Your goal » The entries are to be reproduced word for word, with all images left out.

Records from a data source:

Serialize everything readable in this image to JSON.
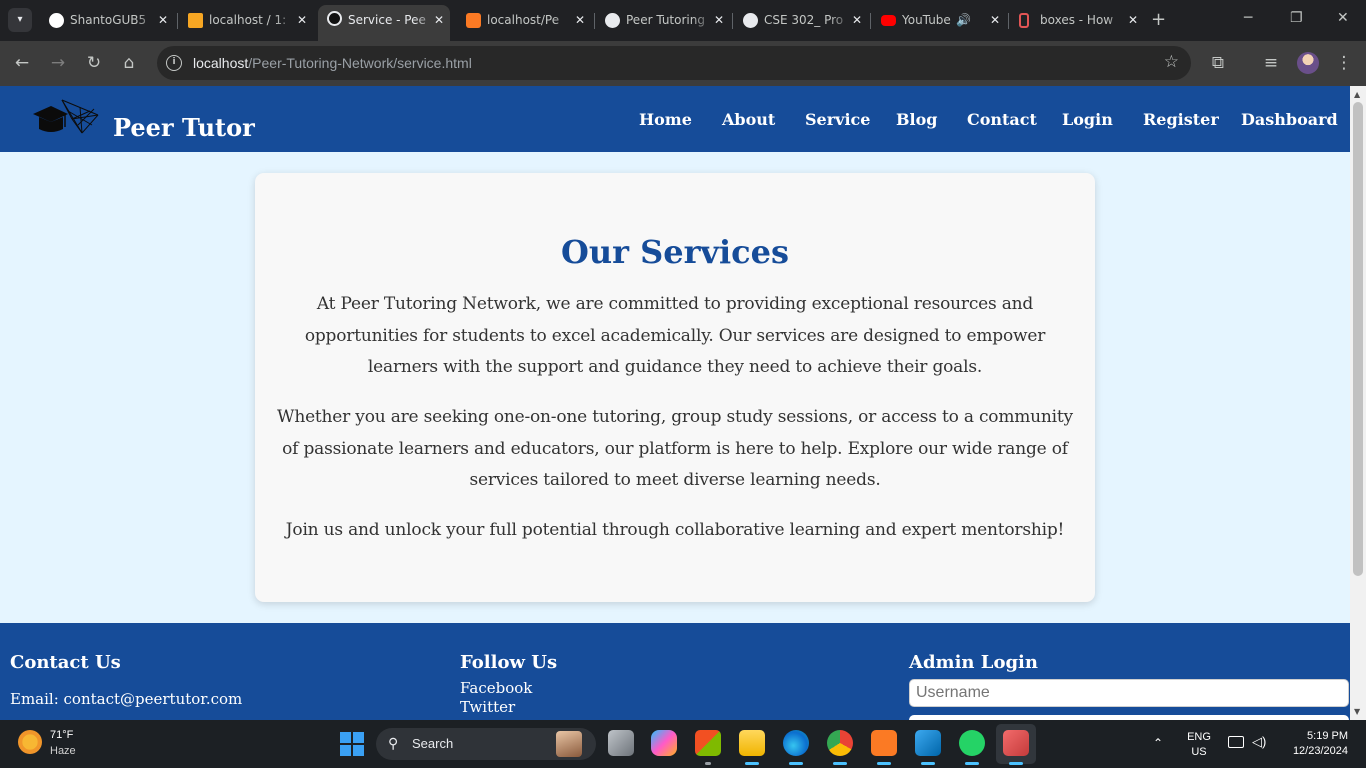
{
  "browser": {
    "tabs": [
      {
        "label": "ShantoGUB5",
        "icon": "github-icon",
        "color": "#ffffff",
        "active": false
      },
      {
        "label": "localhost / 1:",
        "icon": "phpmyadmin-icon",
        "color": "#f6a623",
        "active": false
      },
      {
        "label": "Service - Pee",
        "icon": "service-icon",
        "color": "#e8eaed",
        "active": true
      },
      {
        "label": "localhost/Pe",
        "icon": "xampp-icon",
        "color": "#fb7a24",
        "active": false
      },
      {
        "label": "Peer Tutoring",
        "icon": "openai-icon",
        "color": "#e8eaed",
        "active": false
      },
      {
        "label": "CSE 302_ Pro",
        "icon": "chatgpt-icon",
        "color": "#e8eaed",
        "active": false
      },
      {
        "label": "YouTube",
        "icon": "youtube-icon",
        "color": "#ff0000",
        "active": false
      },
      {
        "label": "boxes - How",
        "icon": "codepen-icon",
        "color": "#e25555",
        "active": false
      }
    ],
    "address": {
      "host": "localhost",
      "path": "/Peer-Tutoring-Network/service.html"
    }
  },
  "site": {
    "brand": "Peer Tutor",
    "nav": [
      "Home",
      "About",
      "Service",
      "Blog",
      "Contact",
      "Login",
      "Register",
      "Dashboard"
    ],
    "accent": "#164c99",
    "background": "#e5f5ff"
  },
  "services": {
    "title": "Our Services",
    "paragraphs": [
      "At Peer Tutoring Network, we are committed to providing exceptional resources and opportunities for students to excel academically. Our services are designed to empower learners with the support and guidance they need to achieve their goals.",
      "Whether you are seeking one-on-one tutoring, group study sessions, or access to a community of passionate learners and educators, our platform is here to help. Explore our wide range of services tailored to meet diverse learning needs.",
      "Join us and unlock your full potential through collaborative learning and expert mentorship!"
    ]
  },
  "footer": {
    "contact_heading": "Contact Us",
    "contact_email": "Email: contact@peertutor.com",
    "follow_heading": "Follow Us",
    "follow_links": [
      "Facebook",
      "Twitter"
    ],
    "admin_heading": "Admin Login",
    "username_placeholder": "Username"
  },
  "taskbar": {
    "weather_temp": "71°F",
    "weather_desc": "Haze",
    "search_label": "Search",
    "lang_top": "ENG",
    "lang_bottom": "US",
    "time": "5:19 PM",
    "date": "12/23/2024",
    "apps": [
      "task-view-icon",
      "copilot-icon",
      "store-icon",
      "file-explorer-icon",
      "edge-icon",
      "chrome-icon",
      "xampp-icon",
      "vscode-icon",
      "whatsapp-icon",
      "snipping-tool-icon"
    ]
  }
}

Exercise output »
Serialize everything readable in this image to JSON.
{
  "browser": {
    "tabs": [
      {
        "label": "ShantoGUB5",
        "icon": "github-icon",
        "color": "#ffffff",
        "active": false
      },
      {
        "label": "localhost / 1:",
        "icon": "phpmyadmin-icon",
        "color": "#f6a623",
        "active": false
      },
      {
        "label": "Service - Pee",
        "icon": "service-icon",
        "color": "#e8eaed",
        "active": true
      },
      {
        "label": "localhost/Pe",
        "icon": "xampp-icon",
        "color": "#fb7a24",
        "active": false
      },
      {
        "label": "Peer Tutoring",
        "icon": "openai-icon",
        "color": "#e8eaed",
        "active": false
      },
      {
        "label": "CSE 302_ Pro",
        "icon": "chatgpt-icon",
        "color": "#e8eaed",
        "active": false
      },
      {
        "label": "YouTube",
        "icon": "youtube-icon",
        "color": "#ff0000",
        "active": false
      },
      {
        "label": "boxes - How",
        "icon": "codepen-icon",
        "color": "#e25555",
        "active": false
      }
    ],
    "address": {
      "host": "localhost",
      "path": "/Peer-Tutoring-Network/service.html"
    }
  },
  "site": {
    "brand": "Peer Tutor",
    "nav": [
      "Home",
      "About",
      "Service",
      "Blog",
      "Contact",
      "Login",
      "Register",
      "Dashboard"
    ],
    "accent": "#164c99",
    "background": "#e5f5ff"
  },
  "services": {
    "title": "Our Services",
    "paragraphs": [
      "At Peer Tutoring Network, we are committed to providing exceptional resources and opportunities for students to excel academically. Our services are designed to empower learners with the support and guidance they need to achieve their goals.",
      "Whether you are seeking one-on-one tutoring, group study sessions, or access to a community of passionate learners and educators, our platform is here to help. Explore our wide range of services tailored to meet diverse learning needs.",
      "Join us and unlock your full potential through collaborative learning and expert mentorship!"
    ]
  },
  "footer": {
    "contact_heading": "Contact Us",
    "contact_email": "Email: contact@peertutor.com",
    "follow_heading": "Follow Us",
    "follow_links": [
      "Facebook",
      "Twitter"
    ],
    "admin_heading": "Admin Login",
    "username_placeholder": "Username"
  },
  "taskbar": {
    "weather_temp": "71°F",
    "weather_desc": "Haze",
    "search_label": "Search",
    "lang_top": "ENG",
    "lang_bottom": "US",
    "time": "5:19 PM",
    "date": "12/23/2024",
    "apps": [
      "task-view-icon",
      "copilot-icon",
      "store-icon",
      "file-explorer-icon",
      "edge-icon",
      "chrome-icon",
      "xampp-icon",
      "vscode-icon",
      "whatsapp-icon",
      "snipping-tool-icon"
    ]
  }
}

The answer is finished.